Web page and app entries:
---+---

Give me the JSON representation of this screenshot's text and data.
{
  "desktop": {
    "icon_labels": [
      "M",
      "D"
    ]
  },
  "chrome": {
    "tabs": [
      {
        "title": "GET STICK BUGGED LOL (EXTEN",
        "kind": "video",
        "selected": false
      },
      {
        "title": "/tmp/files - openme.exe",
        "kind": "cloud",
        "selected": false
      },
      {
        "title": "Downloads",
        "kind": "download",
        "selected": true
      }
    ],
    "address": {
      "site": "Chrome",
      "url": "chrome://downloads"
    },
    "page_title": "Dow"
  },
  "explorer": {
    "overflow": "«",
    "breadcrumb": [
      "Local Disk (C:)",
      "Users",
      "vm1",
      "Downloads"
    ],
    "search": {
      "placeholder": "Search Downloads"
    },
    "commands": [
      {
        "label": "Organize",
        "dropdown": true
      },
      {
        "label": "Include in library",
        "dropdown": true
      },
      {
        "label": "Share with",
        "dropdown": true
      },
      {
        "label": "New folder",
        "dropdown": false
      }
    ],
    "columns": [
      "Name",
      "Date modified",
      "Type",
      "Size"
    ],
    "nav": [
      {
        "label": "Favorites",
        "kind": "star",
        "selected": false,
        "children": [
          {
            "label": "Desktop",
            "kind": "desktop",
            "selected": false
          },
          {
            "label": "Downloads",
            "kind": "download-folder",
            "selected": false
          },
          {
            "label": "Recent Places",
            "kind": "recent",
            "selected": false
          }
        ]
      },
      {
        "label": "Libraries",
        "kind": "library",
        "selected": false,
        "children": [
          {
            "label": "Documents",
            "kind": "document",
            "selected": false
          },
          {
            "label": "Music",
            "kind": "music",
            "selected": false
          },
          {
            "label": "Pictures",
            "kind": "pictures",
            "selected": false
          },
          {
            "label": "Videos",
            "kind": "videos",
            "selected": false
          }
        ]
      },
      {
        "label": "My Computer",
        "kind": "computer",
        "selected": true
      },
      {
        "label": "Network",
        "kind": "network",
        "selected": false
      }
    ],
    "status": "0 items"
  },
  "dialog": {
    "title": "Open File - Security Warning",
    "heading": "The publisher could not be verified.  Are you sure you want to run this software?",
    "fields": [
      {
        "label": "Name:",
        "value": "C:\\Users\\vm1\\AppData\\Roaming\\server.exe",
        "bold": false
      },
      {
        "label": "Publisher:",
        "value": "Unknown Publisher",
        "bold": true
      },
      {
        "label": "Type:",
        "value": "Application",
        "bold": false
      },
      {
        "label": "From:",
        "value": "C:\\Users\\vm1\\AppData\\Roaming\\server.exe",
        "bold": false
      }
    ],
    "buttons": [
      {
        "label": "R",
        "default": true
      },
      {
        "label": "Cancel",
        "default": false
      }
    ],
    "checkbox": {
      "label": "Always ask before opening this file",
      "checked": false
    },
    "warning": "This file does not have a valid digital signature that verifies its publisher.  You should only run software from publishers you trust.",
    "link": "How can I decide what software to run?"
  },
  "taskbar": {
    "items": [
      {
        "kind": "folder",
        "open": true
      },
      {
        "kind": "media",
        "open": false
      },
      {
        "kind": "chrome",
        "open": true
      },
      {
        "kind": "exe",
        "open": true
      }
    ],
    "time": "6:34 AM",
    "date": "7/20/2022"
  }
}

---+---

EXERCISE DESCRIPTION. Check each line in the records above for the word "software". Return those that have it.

ANSWER BOX.
    "heading": "The publisher could not be verified.  Are you sure you want to run this software?",
    "warning": "This file does not have a valid digital signature that verifies its publisher.  You should only run software from publishers you trust.",
    "link": "How can I decide what software to run?"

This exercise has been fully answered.